>> CANOLA OIL, though it may sound sacrilegious, isn’t a health bargain after all. Conventional canola oil is processed by high temperature mechanical pressing. It goes through caustic refining, bleaching, and degumming. The high temperatures needed to extract the oil from the rapeseed plant make its highly touted omega-3s rancid and foul smelling, requiring them to be deodorized, a process that creates some trans-fatty acids. Unless it’s cold-pressed and organic, stay away.
>> FARM-RAISED SALMON, I am sorry to say, don’t compare favorably with the wild variety. Farm-raised salmon have up to eight times the level of carcinogenic PCBs and they’re lower in omega-3 fats. Penned salmon are fed grain and fishmeal and a ton of antibiotics, and they don’t have nearly the nutritional value as their wild relatives. In addition, wild salmon get their red color from astaxanthin, a powerful antioxidant that comes from their natural food source, krill. Farmed salmon get their color from a color wheel.
Though fat has been villainized for decades now, the truth is that we all need fat in our diets. People who follow low-fat diets are hungry all the time because fat is one of the main things that makes you feel full. Also, if your body learns to run primarily on sugar instead of fat, your metabolism is compromised. Sugar is far more damaging to the heart than fat ever was. The world’s focus on cholesterol has been incredibly destructive because it took our focus away from the real promoters of heart disease: inflammation, oxidative damage, sugar, and—number one with a bullet—stress.

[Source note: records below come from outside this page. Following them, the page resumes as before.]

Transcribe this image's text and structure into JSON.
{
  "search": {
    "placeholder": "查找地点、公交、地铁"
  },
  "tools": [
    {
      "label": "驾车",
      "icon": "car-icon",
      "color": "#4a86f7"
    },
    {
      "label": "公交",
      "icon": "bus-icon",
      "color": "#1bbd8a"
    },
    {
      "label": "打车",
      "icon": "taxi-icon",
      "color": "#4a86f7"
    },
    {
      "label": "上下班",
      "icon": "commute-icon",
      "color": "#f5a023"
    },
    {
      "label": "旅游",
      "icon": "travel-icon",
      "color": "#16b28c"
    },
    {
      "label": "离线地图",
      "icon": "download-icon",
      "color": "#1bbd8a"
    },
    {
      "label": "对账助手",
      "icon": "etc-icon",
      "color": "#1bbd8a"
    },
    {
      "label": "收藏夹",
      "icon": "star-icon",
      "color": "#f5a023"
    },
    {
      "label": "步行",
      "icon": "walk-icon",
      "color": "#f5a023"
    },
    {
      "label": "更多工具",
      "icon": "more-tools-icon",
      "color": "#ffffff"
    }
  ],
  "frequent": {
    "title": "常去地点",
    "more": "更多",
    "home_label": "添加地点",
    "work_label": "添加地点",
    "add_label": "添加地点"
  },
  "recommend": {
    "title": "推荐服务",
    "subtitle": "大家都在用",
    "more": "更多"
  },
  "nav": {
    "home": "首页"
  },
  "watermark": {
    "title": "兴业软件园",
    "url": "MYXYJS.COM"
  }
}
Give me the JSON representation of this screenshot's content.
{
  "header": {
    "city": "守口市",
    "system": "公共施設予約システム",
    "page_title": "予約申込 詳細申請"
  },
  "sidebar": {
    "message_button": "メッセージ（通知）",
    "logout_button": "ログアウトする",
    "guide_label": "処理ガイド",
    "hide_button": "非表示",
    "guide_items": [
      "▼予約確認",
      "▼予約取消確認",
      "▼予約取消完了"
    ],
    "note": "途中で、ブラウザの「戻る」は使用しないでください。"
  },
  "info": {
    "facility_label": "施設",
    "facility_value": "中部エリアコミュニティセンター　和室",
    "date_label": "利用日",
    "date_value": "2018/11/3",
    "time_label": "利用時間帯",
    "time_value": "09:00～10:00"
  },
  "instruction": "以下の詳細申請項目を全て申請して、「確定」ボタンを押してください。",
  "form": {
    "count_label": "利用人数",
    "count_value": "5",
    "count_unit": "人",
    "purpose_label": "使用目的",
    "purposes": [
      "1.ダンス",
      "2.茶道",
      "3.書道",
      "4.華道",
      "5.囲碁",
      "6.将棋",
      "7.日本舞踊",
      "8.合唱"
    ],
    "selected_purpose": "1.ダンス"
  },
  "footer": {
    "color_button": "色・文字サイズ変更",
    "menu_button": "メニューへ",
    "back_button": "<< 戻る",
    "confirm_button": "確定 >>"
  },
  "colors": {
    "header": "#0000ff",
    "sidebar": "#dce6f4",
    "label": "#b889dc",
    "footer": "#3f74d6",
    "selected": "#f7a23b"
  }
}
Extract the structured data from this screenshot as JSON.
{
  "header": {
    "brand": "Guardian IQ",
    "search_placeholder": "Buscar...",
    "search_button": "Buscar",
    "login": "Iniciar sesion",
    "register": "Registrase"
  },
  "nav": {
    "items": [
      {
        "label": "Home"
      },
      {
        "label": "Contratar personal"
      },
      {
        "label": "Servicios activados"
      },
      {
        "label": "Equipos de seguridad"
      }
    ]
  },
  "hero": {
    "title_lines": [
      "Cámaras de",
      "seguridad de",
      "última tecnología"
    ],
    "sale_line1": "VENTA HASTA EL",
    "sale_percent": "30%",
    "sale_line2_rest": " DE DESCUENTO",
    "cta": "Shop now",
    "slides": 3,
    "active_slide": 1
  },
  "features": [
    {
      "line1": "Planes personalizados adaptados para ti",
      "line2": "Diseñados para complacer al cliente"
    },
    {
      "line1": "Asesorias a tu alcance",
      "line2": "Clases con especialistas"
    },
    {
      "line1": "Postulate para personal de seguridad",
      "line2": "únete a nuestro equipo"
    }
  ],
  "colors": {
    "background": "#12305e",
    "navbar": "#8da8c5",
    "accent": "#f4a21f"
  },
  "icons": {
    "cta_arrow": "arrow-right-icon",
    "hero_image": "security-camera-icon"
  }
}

Jonny Bowden, PhD, CNS, also known as “The Rogue Nutritionist,” is a board-certified nutritionist and the best-selling author of 13 books on health. This article is adapted from his latest books, The Great Cholesterol Myth, cowritten with cardiologist Stephen Sinatra, MD, and The Great Cholesterol Myth Cookbook.